he “Enchanted Castle” is just one of those fun projects that develop organically out of something else. “Something else” in this case was working at The Germanna Foundation as an archaeologist supporting their search for Fort Germanna. As I was preparing for the field season, one micro-project that I worked on was helping them envision what a design for some donor-sponsored wayside signs interpreting the cultural resources stewarded by the foundation could look like. (You can read more about that project, HERE.) What this illustrated, when coupled with visiting the archaeological site, was that there was a lot of potential for taking the archaeological data and producing another visual interpretation. More than that, however, opensource software offers the opportunity to go further. Rather than a 2D image, let’s work with a 3D architectural reconstruction. Rather than leaving that a model that you could create static images or movies from, why not create an open virtual environment that you could explore on the website or with virtual reality hardware?
Building the "Enchanted Castle"
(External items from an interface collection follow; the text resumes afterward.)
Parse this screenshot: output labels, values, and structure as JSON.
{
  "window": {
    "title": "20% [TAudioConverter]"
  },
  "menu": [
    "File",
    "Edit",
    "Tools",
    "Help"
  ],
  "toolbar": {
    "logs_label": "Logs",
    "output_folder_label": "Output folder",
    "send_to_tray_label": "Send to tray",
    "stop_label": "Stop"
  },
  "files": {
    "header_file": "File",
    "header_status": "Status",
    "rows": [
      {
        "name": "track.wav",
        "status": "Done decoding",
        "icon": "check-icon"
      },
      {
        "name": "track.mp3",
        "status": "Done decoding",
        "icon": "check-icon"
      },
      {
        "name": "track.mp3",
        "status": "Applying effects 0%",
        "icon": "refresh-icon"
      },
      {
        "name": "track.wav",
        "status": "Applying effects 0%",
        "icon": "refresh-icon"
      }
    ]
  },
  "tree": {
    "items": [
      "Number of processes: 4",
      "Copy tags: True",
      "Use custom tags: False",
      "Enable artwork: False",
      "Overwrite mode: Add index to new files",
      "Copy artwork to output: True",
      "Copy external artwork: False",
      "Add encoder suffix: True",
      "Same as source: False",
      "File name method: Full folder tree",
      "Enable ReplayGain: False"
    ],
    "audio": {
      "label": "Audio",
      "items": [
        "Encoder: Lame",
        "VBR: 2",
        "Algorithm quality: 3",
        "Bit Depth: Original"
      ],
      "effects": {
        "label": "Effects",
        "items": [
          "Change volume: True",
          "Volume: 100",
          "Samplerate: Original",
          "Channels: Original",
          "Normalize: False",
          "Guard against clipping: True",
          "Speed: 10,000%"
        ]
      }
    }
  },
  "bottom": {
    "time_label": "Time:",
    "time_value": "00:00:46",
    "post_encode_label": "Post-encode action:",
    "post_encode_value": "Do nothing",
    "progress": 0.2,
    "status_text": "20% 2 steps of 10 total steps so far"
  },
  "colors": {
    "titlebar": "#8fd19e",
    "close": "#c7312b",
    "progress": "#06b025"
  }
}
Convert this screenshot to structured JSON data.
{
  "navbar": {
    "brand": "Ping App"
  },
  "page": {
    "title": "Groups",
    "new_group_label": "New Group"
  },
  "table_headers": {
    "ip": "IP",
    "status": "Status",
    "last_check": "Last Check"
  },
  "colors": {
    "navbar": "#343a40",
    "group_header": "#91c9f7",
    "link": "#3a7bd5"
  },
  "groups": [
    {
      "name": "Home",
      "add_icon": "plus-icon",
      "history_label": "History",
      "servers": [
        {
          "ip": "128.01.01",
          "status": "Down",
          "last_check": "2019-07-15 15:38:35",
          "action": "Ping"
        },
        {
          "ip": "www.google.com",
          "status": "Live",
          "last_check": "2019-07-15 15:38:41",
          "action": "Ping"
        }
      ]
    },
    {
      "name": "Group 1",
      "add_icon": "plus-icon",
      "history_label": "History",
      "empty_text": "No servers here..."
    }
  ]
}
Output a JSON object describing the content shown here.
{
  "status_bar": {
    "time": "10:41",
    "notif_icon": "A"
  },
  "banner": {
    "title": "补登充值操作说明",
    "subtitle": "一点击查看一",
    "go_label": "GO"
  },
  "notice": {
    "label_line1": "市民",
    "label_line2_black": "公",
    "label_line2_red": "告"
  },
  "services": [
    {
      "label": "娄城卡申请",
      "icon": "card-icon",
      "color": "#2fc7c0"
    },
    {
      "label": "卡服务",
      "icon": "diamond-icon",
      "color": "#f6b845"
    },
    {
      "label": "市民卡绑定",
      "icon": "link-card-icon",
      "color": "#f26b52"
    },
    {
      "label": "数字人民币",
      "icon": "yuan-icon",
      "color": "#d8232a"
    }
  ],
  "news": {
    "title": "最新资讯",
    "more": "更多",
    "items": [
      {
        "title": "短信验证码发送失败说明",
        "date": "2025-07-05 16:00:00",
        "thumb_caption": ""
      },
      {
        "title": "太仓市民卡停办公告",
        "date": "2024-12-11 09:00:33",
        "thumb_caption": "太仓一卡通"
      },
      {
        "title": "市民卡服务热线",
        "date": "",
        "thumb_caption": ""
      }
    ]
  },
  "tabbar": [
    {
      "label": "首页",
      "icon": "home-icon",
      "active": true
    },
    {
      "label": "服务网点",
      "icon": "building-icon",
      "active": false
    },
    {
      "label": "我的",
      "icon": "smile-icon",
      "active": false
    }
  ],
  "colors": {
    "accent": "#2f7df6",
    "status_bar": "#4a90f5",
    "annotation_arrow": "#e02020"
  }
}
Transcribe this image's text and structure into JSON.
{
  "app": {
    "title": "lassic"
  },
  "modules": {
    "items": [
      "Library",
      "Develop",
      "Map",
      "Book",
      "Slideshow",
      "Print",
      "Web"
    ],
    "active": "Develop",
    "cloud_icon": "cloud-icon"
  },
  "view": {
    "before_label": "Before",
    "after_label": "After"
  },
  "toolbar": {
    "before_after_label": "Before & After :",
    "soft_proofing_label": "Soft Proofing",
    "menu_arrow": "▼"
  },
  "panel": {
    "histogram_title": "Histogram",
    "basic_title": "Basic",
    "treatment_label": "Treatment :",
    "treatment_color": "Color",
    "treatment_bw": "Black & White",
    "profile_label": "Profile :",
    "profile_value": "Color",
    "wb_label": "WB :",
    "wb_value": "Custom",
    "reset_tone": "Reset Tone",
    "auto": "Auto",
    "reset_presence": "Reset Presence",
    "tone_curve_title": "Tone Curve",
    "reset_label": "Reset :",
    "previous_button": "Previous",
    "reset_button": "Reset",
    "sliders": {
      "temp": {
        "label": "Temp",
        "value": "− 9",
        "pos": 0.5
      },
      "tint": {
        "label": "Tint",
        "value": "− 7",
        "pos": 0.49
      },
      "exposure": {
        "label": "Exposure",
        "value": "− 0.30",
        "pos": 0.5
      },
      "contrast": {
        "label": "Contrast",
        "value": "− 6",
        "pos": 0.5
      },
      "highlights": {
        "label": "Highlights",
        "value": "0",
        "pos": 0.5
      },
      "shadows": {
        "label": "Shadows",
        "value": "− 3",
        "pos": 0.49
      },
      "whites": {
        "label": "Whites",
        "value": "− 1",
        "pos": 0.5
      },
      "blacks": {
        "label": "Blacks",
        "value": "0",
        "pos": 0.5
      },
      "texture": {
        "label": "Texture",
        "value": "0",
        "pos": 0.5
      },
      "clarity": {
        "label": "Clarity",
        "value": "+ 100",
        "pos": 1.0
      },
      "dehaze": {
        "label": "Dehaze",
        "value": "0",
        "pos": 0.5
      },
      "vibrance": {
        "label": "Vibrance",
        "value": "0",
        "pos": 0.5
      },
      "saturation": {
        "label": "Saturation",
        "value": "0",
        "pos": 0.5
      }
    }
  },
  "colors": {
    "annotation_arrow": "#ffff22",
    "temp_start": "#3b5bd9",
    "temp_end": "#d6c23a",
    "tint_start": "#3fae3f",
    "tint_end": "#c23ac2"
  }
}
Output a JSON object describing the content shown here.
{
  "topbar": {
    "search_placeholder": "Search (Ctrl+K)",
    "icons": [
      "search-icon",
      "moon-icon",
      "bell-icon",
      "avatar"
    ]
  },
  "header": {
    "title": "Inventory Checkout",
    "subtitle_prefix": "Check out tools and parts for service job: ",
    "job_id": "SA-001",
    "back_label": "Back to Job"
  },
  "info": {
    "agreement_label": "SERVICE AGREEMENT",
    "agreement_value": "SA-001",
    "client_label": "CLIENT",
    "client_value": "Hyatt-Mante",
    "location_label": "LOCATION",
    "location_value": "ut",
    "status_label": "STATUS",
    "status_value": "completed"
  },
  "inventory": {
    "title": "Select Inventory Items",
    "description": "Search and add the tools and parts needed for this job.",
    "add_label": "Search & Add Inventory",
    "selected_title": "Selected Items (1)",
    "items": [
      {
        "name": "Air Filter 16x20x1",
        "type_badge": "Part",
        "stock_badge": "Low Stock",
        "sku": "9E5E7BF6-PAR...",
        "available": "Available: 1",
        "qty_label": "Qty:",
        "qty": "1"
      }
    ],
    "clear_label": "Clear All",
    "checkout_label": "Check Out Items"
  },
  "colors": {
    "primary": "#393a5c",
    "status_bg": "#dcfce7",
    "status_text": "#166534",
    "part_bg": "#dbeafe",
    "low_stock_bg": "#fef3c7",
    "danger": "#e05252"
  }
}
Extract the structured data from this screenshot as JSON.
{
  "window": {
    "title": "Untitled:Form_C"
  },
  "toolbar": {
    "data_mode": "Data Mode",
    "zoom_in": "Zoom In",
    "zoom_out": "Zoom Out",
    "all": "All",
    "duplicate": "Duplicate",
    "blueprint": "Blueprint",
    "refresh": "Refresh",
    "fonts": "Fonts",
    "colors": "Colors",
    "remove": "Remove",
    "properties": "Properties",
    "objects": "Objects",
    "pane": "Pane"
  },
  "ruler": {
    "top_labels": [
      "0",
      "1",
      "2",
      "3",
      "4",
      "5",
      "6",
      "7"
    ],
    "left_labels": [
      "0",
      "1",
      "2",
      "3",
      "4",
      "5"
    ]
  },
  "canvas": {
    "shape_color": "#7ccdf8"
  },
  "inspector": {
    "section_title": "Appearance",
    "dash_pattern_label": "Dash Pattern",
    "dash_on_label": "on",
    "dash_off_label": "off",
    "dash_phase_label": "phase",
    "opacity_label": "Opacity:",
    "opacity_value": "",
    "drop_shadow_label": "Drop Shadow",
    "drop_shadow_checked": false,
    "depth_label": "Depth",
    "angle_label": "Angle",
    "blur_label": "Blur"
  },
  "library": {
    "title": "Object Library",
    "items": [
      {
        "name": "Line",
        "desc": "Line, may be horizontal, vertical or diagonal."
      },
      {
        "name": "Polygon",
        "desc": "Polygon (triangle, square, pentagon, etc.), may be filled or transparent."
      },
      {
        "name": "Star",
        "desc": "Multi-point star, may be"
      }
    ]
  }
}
Thus started the process of gradually building former Lt. Governor Alexander Spotswood’s “Enchanted Castle” in the opensource software, Blender. Before we get to that, however, it’s worth thinking about just how unique this site is. When it was built ca. 1720 it replaced Fort Germanna, a wooden palisaded structure built in 1714, twinned with Fort Christianna to the south, and built on what was then the frontier of British America. The house was huuuuuggggge. At 90-feet in width, it’s comparable to the later-dating structures of Montpelier (which is a little bit smaller), Monticello (also a little bit smaller), and Mount Vernon (a tiny bit bigger), but was built with brick and locally-mined stone. As with Mount Vernon, it had dependencies attached to the main structure through hyphens, and unlike the others, was designed to be a county seat. Town Germanna, which included a gaol, courthouse etc., were all within arrow-shot of the ‘big house.’
All things considered, building a 3D model of the “Enchanted Castle” was greatly simplified by the thesis of Dr. KERRI BARILE. Dr. Barile’s thesis took the archaeological data and produced interpreted floor plans based not only on the archaeological data, but also architectural data from contemporary houses and, perhaps most interestingly, reconstructing the walkthrough of the house by probate officials following the death of Spotswood. (I actually find this to be way cool as it involves grouping listed items by room and then inferring how the people creating the inventory walked around the structure.)
Rather than going into a huge amount of detail as to how the “Enchanted Castle” was built in Blender, the image to the left (or up/down depending on if you’re looking on a small-screen device) is a poster that was submitted to the annual conference for the Archaeology Society of Virginia. Be warned, the image is, like the Enchanted Castle, huuuuuuuggggge. (Well, 14 Mb.)
In subsequent posts on this subject, I’m going to talk less about the simplicity and more about the mess. Specifically, bringing in the real-world landscape so that it will serve as a solid base for subsequent gamification, or opening up the Enchanted Castle and Fort Germanna into a virtual world for exploration.
One of the really great things about working with digital 3d reconstructions is that it’s fairly easy to create variations that explore different thoughts and approaches. As an example, one back-and-forth discussion that was had during the reconstruction of this model revolved around the idea of Georgian symmetry (the front of the house should be symmetric) versus the central chimney base that makes this really hard to make happen.
To explore these options, a number of different models were produced. Which do you think works best?
The next post will explore a fundamental issue when thinking about turning the 3D “Enchanted Castle” into a gameable environment: making the landscape real.